As workplaces open up after nearly 18 months of home working, employers are facing a new raft of dilemmas created by Covid-19. Abigail Maino reports
While some businesses may continue to keep their teams working predominantly from home, for others, there is a real need to encourage employees back into the workforce.
With the majority of people now vaccinated, the risk of transmission in the workplace is mitigated, but what happens when employees choose not to be vaccinated, creating anxiety amongst their vaccinated colleagues?
The short answer is that, by law, employers cannot force their staff to be vaccinated. There is an exception for staff in care homes where vaccinations have been made compulsory, but
even that legislation has a number of exceptions to it.
With the prospect of offices having a mix of vaccinated and unvaccinated staff, employers are now looking at how to handle the delicate situation when the vaccinated person does not want to sit, or even enter an office, where there are colleagues who have not had the vaccination.
A considered approach is always recommended. The first step is for the employer to have a conversation with the vaccinated employee to understand their particular concerns and whether those concerns could be eased by some kind of adjustment in the workspace, for example, sitting in a different area, installing additional screening or ensuring extra ventilation.
One option open to the vaccinated employee might be a flexible working request if they have the required length of service. The employer would then need to carefully consider their request in line with the relevant legislation. Although employees may well argue that they have been working perfectly well from home for the last 18 months, there is a recognition now that homeworking has, in many cases, been an imperfect solution.
If, after all options have been looked at, the employee then refuses to come back to work, the onus is on the employer to consider all options carefully before any formal action is taken. These considerations include whether there was a specific underlying reason, such as a disability, which would potentially require an employer to objectively justify the requirement for the purposes of the Equality Act or consider reasonable adjustments. If the conclusion is that the employee could reasonably be required to return to work, then it is possible the next stage could be an investigation for misconduct for failure to follow a reasonable management instruction.
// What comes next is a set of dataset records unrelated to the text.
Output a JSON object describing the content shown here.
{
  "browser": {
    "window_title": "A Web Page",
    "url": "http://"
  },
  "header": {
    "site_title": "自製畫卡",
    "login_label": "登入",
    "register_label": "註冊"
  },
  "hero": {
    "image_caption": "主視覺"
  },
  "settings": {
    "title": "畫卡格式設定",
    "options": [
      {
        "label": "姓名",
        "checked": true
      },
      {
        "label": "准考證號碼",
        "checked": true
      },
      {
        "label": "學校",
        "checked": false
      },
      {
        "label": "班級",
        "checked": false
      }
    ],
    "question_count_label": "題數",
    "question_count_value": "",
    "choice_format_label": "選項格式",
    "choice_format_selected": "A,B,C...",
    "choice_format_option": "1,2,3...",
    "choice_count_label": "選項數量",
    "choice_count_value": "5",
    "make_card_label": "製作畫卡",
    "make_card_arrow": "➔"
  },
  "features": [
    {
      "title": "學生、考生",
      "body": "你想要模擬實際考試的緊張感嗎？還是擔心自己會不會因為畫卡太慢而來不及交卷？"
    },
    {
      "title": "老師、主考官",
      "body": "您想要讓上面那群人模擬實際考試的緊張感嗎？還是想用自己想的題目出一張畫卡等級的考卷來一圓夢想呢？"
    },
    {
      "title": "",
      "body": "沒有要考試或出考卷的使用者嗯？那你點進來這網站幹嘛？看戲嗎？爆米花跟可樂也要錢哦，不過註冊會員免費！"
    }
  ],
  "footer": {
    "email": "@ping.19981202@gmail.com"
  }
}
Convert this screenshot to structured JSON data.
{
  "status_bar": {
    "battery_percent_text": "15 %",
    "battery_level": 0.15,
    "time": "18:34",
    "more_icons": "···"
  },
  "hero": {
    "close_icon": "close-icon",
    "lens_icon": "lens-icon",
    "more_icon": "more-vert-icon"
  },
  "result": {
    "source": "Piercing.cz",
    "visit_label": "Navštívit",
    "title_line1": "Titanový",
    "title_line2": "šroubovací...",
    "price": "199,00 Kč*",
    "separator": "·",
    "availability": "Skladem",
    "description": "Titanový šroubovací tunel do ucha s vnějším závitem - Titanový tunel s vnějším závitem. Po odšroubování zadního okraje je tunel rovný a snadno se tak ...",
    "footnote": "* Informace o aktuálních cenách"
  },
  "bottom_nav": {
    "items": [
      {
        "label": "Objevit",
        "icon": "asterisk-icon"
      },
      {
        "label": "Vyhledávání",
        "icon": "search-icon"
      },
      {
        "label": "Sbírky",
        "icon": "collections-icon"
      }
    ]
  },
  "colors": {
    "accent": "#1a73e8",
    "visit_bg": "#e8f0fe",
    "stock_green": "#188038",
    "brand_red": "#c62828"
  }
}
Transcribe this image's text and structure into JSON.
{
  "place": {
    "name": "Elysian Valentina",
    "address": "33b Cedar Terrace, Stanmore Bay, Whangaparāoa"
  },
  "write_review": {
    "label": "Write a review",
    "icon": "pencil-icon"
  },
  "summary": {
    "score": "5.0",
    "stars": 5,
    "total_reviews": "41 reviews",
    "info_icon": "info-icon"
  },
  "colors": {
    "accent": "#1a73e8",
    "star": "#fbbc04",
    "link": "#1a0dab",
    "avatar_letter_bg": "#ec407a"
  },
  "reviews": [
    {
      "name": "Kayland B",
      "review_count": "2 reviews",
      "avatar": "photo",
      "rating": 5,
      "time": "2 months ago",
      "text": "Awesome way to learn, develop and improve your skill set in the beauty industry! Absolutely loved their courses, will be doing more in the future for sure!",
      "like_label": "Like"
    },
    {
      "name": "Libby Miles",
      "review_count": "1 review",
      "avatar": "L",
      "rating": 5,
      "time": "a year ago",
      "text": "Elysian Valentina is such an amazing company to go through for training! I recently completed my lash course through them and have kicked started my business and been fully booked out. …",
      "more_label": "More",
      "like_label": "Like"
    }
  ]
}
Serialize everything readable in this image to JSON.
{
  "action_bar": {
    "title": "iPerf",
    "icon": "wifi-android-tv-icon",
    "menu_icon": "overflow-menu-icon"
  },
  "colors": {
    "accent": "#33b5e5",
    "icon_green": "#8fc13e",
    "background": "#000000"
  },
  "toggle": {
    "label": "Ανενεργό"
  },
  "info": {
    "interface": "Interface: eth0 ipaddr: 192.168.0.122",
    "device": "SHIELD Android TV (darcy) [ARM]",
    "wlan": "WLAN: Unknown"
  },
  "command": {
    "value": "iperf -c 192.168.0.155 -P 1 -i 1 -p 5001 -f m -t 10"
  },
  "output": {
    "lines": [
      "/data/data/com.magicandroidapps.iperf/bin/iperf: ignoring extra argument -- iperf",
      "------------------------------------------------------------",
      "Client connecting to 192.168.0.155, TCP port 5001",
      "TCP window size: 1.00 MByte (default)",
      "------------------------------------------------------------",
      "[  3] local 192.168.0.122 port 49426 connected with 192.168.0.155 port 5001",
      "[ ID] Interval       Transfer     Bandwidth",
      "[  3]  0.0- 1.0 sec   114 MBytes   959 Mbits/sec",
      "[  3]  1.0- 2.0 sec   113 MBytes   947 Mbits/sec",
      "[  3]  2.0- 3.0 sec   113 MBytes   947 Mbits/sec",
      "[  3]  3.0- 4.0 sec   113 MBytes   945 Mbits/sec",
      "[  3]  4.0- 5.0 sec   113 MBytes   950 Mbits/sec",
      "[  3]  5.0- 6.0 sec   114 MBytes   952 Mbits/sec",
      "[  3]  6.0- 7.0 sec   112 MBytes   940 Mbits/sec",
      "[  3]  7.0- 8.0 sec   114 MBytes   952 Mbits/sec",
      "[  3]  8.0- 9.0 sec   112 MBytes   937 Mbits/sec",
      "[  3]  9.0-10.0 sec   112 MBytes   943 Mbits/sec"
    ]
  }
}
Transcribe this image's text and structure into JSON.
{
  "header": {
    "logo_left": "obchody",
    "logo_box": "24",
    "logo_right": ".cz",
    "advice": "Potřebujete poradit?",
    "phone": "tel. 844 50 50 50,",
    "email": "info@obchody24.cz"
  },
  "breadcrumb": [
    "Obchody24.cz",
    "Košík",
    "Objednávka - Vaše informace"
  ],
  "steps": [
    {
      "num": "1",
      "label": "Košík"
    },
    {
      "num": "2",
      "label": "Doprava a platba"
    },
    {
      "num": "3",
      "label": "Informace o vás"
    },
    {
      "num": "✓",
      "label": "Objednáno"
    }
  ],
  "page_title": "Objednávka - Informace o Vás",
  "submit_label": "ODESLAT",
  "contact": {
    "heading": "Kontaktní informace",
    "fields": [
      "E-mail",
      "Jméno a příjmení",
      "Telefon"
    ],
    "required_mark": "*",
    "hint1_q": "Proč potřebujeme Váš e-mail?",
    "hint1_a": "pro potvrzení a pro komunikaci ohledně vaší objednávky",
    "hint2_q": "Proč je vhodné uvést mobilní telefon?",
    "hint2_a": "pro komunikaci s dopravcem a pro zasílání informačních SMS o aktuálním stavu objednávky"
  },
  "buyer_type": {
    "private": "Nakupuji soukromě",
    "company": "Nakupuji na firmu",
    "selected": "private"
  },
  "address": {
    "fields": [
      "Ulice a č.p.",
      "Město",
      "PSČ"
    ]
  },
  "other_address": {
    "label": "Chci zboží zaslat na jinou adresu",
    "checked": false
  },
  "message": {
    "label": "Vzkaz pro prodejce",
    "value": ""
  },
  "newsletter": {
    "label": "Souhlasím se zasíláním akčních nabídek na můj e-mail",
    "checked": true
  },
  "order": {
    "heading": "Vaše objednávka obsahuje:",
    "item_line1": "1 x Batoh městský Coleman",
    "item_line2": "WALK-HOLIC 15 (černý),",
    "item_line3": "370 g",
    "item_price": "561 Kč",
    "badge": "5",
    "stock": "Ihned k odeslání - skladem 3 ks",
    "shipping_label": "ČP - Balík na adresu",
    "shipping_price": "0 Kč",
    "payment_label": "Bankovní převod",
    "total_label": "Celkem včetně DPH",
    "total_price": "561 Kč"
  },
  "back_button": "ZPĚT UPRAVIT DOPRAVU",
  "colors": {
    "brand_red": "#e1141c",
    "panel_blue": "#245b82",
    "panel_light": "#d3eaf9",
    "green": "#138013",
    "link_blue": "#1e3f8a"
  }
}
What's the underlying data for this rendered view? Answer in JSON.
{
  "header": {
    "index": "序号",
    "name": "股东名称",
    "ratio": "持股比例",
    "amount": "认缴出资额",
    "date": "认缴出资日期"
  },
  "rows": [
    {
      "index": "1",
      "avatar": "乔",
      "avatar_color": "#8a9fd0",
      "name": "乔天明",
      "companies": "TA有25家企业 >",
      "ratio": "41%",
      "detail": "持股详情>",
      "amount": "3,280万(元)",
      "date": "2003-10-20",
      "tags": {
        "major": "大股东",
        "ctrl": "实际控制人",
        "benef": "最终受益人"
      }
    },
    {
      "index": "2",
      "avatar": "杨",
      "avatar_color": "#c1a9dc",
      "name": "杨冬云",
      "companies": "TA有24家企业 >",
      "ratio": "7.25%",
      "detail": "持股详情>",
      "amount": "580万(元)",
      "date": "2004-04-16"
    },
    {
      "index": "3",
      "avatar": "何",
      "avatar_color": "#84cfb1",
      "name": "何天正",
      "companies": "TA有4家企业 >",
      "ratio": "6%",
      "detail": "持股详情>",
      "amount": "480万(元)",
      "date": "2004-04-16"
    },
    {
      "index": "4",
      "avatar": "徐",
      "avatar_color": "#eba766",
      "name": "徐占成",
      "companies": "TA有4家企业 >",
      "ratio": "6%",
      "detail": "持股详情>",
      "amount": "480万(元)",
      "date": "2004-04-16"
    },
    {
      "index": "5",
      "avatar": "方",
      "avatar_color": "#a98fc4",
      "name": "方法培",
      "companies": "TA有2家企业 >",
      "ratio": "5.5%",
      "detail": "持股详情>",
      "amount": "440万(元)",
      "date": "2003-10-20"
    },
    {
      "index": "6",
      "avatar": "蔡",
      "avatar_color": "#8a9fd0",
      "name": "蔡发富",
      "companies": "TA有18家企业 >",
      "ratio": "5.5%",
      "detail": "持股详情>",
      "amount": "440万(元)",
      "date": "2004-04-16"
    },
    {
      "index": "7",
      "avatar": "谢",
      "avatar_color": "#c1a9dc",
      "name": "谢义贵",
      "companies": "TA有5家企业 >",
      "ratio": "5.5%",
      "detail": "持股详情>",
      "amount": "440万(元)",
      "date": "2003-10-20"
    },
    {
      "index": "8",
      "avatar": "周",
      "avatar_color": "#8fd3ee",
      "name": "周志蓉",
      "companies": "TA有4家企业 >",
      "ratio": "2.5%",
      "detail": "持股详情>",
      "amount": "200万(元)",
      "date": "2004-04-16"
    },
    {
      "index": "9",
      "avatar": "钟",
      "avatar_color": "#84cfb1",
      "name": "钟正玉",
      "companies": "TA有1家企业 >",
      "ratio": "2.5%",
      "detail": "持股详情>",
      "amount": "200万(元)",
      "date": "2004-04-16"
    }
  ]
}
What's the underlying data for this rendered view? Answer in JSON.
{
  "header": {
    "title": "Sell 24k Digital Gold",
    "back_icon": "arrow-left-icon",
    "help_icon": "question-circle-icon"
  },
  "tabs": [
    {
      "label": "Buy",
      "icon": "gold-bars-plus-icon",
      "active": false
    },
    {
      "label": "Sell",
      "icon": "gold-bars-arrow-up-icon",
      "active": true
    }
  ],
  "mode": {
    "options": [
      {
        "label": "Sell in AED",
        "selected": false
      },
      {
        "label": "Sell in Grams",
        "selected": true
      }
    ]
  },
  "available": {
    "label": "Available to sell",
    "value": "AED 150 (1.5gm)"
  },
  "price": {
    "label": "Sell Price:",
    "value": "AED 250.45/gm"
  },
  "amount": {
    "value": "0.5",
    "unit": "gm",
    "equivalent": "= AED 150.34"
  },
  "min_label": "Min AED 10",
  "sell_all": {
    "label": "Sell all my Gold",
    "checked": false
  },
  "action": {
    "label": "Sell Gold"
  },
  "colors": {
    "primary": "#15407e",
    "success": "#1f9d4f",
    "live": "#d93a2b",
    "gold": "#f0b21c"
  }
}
However, many employers have, to date, been quite cautious before taking any formal action like this, in view of the changing landscape of Covid. Most prefer to have a dialogue to see if alternative solutions can be found. Even in situations where the entire workforce is back in the office, there is still a minefield of tensions that could arise between those who are vaccinated and unvaccinated. For example, if vaccinated staff have to cover for unvaccinated colleagues who become ill.
The best policy for employers is to be clear from the outset. Employers have to assume that they are not going to be able to compel employees to be vaccinated and there is going to be a minority who will be unvaccinated. Difficult issues could arise and the best thing for an employer to do is to be clear in advance what will happen when those issues arise so there are no surprises.
Finally, employers have a legal responsibility to carry out Covid-safe risk assessments to ensure the health and safety of their workforce so that the steps have been taken to reduce the risk of transmission, as far as this is reasonably practical.
Ultimately vaccination is only one of a series of measures to manage the risk of transmission in the workplace. The reality at present is that we don’t know whether the vaccine efficacy will reduce in time, or whether there may be new variants that could impact the effectiveness of the vaccine. That’s why it remains so important to implement the other guidance in the workforce.
Abigail Maino is a Partner in DMH Stallard’s Employment team.
She can be contacted on 01483 467412 or by email at email@example.com